InGreek translations at the Language Show Live, Olympia, London

Hello everyone! Did you miss me? Well, I missed you and I am super happy to come back with this post with that London scent all over!

As you probably know, last month I flew to London for the Language Show that took place at the Olympia Conference Centre on 17-19 October, 2014. This was the first time I had attended one of the biggest and most exciting exhibitions in the UK for linguists and I admit that it was an amazing experience! To be honest, it was also a bit scary, but at the end of the day I managed to survive and had a blast!

Language Festival, New rules

For you that haven't visited this festival yet, you need to know that the Language Show is definitely not a Conference, so totally new rules apply. If you are planning to attend such an event you can forget all about CVs, business cards and/or the famous "elevator speech". This language festival brings together language enthusiasts from all over the world in order to celebrate cultural and linguistic diversity and – in my opinion - to see how multilingualism influences our workplace and global economy. At the venue you will find exhibitors from different industry sectors like publishing houses, travel agencies, translation companies, embassies and more. You will also have the opportunity to attend workshops, seminars, language taster classes and for the more language-passionate ones, there are several open panel discussions that take place during the 3 days of the festival. This exhibition has so much to offer, but if you are not well prepared and organized, at the end of the day you will definitely be exhausted and drained out. So, I thought it would be a good idea to share some of my notes that may be of help in order to plan your next journey to the language festival more effectively.

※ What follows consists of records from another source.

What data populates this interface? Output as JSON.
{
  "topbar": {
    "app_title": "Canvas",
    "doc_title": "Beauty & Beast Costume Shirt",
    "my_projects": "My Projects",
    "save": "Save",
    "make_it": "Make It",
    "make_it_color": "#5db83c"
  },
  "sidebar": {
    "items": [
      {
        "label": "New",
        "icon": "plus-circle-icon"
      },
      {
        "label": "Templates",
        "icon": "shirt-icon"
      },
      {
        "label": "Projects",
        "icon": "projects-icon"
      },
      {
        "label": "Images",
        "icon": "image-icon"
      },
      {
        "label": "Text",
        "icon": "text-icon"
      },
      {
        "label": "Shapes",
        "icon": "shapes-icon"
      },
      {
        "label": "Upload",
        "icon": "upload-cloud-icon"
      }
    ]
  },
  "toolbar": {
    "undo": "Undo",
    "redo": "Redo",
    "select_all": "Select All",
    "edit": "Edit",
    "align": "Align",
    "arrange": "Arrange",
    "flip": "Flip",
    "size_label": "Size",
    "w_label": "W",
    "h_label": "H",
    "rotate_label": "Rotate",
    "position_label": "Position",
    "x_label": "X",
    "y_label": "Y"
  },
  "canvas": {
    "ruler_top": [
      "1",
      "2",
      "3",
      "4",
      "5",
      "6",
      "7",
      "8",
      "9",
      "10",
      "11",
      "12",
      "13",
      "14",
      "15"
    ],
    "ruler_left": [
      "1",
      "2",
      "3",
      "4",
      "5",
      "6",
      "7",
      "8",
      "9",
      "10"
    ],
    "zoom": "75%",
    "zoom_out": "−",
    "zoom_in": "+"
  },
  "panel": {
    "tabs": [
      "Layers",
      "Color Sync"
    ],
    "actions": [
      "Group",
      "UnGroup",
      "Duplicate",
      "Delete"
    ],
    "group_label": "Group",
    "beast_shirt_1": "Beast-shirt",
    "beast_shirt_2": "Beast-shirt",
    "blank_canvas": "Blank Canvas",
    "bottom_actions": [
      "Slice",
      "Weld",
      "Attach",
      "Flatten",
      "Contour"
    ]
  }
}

Tip No. 1: Plan, Plan, Plan

If you want to get the most out of what the Language Show has to offer, you certainly need good planning. I headed to the Language Show Live along with my best friend and language-passionate companion, Antonia, the co-owner of the school for foreign languages, L.two. She is an absolute organizing freak, like myself, so we were both ready to conquer Britain's best language exhibition; at least, that's what we thought! We made a time-table according to the festival's full programme (it is available on the show's official website or you can find it in the printed full guide) and we noted all the seminars that we were interested in; we even divided the time-table by categories (linguists, professionals, etc.). We also wrote some alternative seminars we wanted to attend in case there was some extra time. That was a good one! We did not take into consideration the high number of exhibitors that were located on the 2nd floor of the Conference Centre. We ended up going back and forth like crazy trying to keep up with everything! So, day 1 was crowned with exhaustion, a little bit of hunger, but still, full of satisfaction with what we had gained from this fair. The next two days were totally different due to